Reverse Shoulder Replacement

Reverse shoulder replacement was developed for patients that experience rotator cuff arthropathy. Rotator cuff arthropathy occurs when a patient experiences both shoulder arthritis and a rotator cuff tear. The rotator cuff is group of tendons and muscles that surround shoulder joint and allow you to perform numerous day to day tasks and activities. When a patient experiences a significant rotator cuff tear that is left untreated many times this results in osteoarthritis of the joint. Osteoarthritis is also known as degenerative arthritis which is a gradual breakdown of cartilage in the joint. Common causes of shoulder osteoarthritis include wear and tear from aging or injury to the joint. 

In a healthy shoulder the head of the humerus is covered by cartilage. This healthy cartilage allows the bone to move smoothly within the joint. When osteoarthritis starts to develop this cartilage begins to deteriorate and wear away. This eventually may lead to the head of the humerus rubbing on the shoulder socket causing bony growths along the joint known as bone spurs. Osteoarthritis can result in pain, tenderness, stiffness, a limited range of motion, difficulty sleeping, and a grating sensation when moving the arm. 

A sudden tear of the rotator cuff is typically caused by lifting incorrectly, a fall, or some type of trauma such as impact in a car accident. Repetitive overhead arm motions such as those in tennis, baseball, or painting places significant stress on the tendons and muscles. This can create an imbalance in the joint which can lead to instability of the joint and a rotator cuff tear. Rotator cuff injuries typically result in constant pain that increases in severity when you lift your arm. With severe tears patients may be unable to lift their arm at all as the tendons and or muscles that power this movement are compromised. 

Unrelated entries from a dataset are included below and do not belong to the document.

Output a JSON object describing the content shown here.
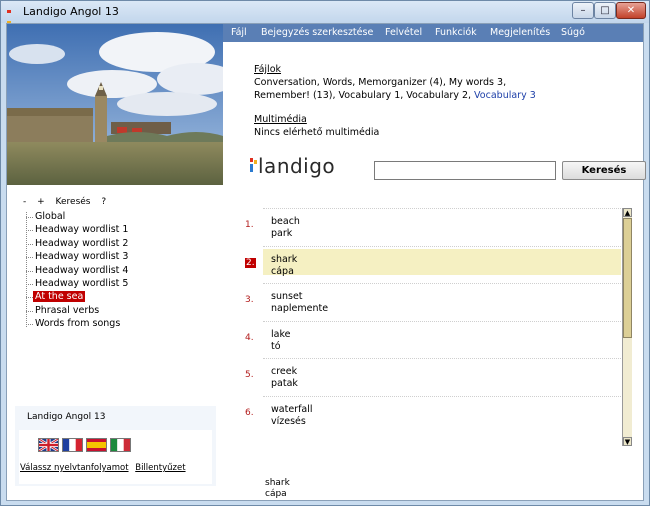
{
  "window": {
    "title": "Landigo Angol 13"
  },
  "menu": [
    "Fájl",
    "Bejegyzés szerkesztése",
    "Felvétel",
    "Funkciók",
    "Megjelenítés",
    "Súgó"
  ],
  "files": {
    "label": "Fájlok",
    "line1": "Conversation, Words, Memorganizer (4), My words 3,",
    "line2_plain": "Remember! (13), Vocabulary 1, Vocabulary 2, ",
    "line2_link": "Vocabulary 3"
  },
  "multimedia": {
    "label": "Multimédia",
    "value": "Nincs elérhető multimédia"
  },
  "logo_text": "landigo",
  "search": {
    "value": "",
    "button_label": "Keresés"
  },
  "tree": {
    "header": {
      "minus": "-",
      "plus": "+",
      "search": "Keresés",
      "help": "?"
    },
    "items": [
      "Global",
      "Headway wordlist 1",
      "Headway wordlist 2",
      "Headway wordlist 3",
      "Headway wordlist 4",
      "Headway wordlist 5",
      "At the sea",
      "Phrasal verbs",
      "Words from songs"
    ],
    "selected": "At the sea"
  },
  "course_box": {
    "title": "Landigo Angol 13",
    "flags": [
      "uk-flag-icon",
      "france-flag-icon",
      "spain-flag-icon",
      "italy-flag-icon"
    ],
    "link_choose": "Válassz nyelvtanfolyamot",
    "link_keyboard": "Billentyűzet"
  },
  "words": [
    {
      "num": "1.",
      "en": "beach",
      "hu": "park",
      "selected": false
    },
    {
      "num": "2.",
      "en": "shark",
      "hu": "cápa",
      "selected": true
    },
    {
      "num": "3.",
      "en": "sunset",
      "hu": "naplemente",
      "selected": false
    },
    {
      "num": "4.",
      "en": "lake",
      "hu": "tó",
      "selected": false
    },
    {
      "num": "5.",
      "en": "creek",
      "hu": "patak",
      "selected": false
    },
    {
      "num": "6.",
      "en": "waterfall",
      "hu": "vízesés",
      "selected": false
    }
  ],
  "detail": {
    "en": "shark",
    "hu": "cápa"
  },
  "colors": {
    "accent_red": "#c00000",
    "menubar": "#5a7fb5",
    "highlight": "#f5f0c2"
  }
}
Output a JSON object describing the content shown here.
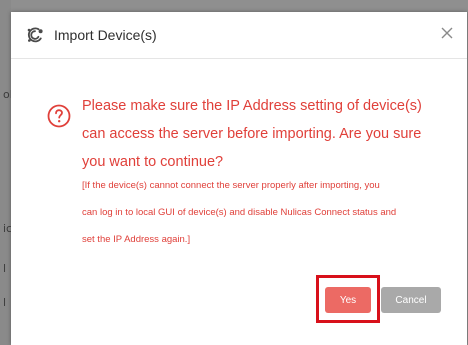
{
  "backdrop": {
    "glyphs": [
      "ol",
      "ic",
      "l",
      "l"
    ]
  },
  "dialog": {
    "title": "Import Device(s)",
    "title_icon": "cloud-gear-icon",
    "close_icon": "close-icon",
    "question_icon": "question-icon",
    "line1": "Please make sure the IP Address setting of device(s)",
    "line2": "can access the server before importing. Are you sure",
    "line3": "you want to continue?",
    "note1": "[If the device(s) cannot connect the server properly after importing, you",
    "note2": "can log in to local GUI of device(s) and disable Nulicas Connect status and",
    "note3": "set the IP Address again.]",
    "yes_label": "Yes",
    "cancel_label": "Cancel"
  },
  "colors": {
    "accent_red": "#e0403a",
    "yes_button": "#ec6a64",
    "cancel_button": "#a9a9a9",
    "highlight_box": "#d8101a"
  }
}
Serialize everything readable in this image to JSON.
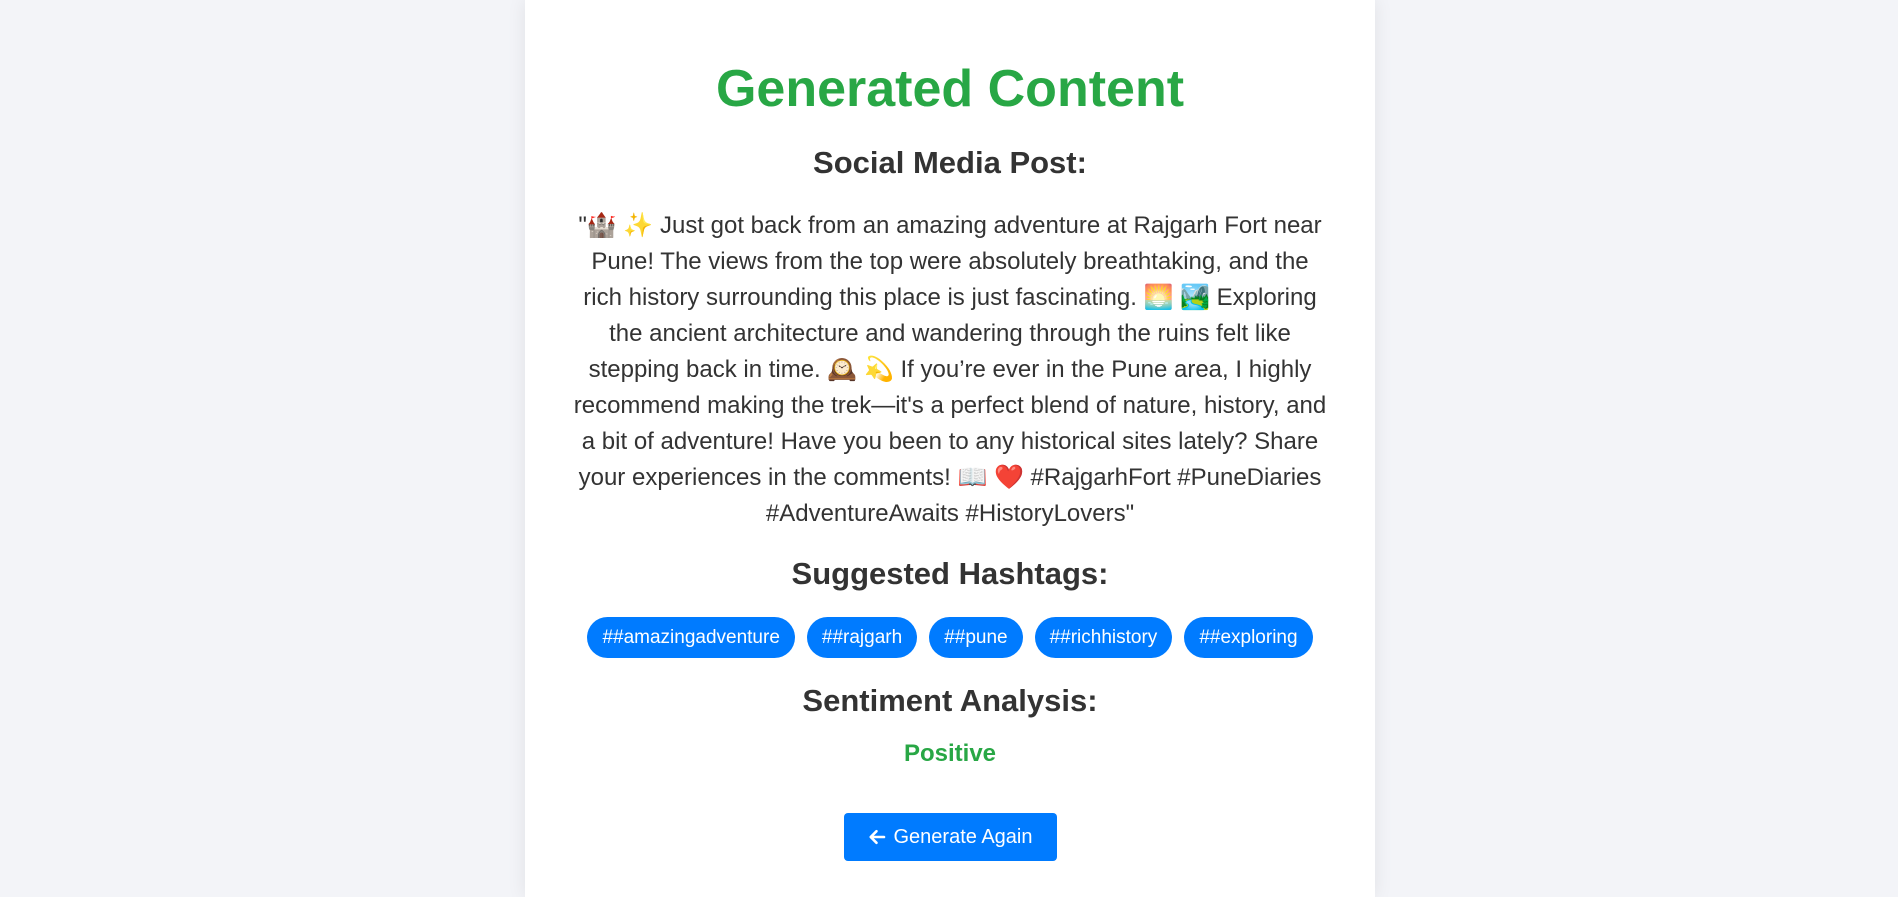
{
  "page": {
    "title": "Generated Content",
    "accent_color": "#28a745",
    "primary_color": "#007bff"
  },
  "post": {
    "heading": "Social Media Post:",
    "text": "\"🏰 ✨ Just got back from an amazing adventure at Rajgarh Fort near Pune! The views from the top were absolutely breathtaking, and the rich history surrounding this place is just fascinating. 🌅 🏞️ Exploring the ancient architecture and wandering through the ruins felt like stepping back in time. 🕰️ 💫 If you’re ever in the Pune area, I highly recommend making the trek—it's a perfect blend of nature, history, and a bit of adventure! Have you been to any historical sites lately? Share your experiences in the comments! 📖 ❤️ #RajgarhFort #PuneDiaries #AdventureAwaits #HistoryLovers\""
  },
  "hashtags": {
    "heading": "Suggested Hashtags:",
    "items": [
      "##amazingadventure",
      "##rajgarh",
      "##pune",
      "##richhistory",
      "##exploring"
    ]
  },
  "sentiment": {
    "heading": "Sentiment Analysis:",
    "value": "Positive"
  },
  "actions": {
    "generate_again_label": "Generate Again",
    "generate_again_icon": "arrow-left-icon"
  }
}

When a patient experiences severe osteoarthritis of the shoulder with an "intact" rotator cuff a traditional shoulder replacement is typically performed to recreate the natural anatomy. When patients develop osteoarthritis of the shoulder with a significant rotator cuff tear a traditional shoulder replacement can not be utilized as the tendons and muscles that power the shoulder are no longer effective to carry out these movements. Traditional shoulder replacement recreates our natural anatomy with the ball of the shoulder joint is on the top of the arm bone and a socket or plastic socket sit on the shoulder blade to create a ball and socket joint. In reverse shoulder replacement the ball in placed on the shoulder blade and the socket is created on the top of the arm bone. By reversing the shoulder anatomy the large healthy deltoid muscle now powers the shoulder instead of the damaged rotator cuff. Reverse shoulder replacement should help achieve a greater range of motion, reduced pain, regain the ability to lift your arm over your head, and carry out everyday tasks.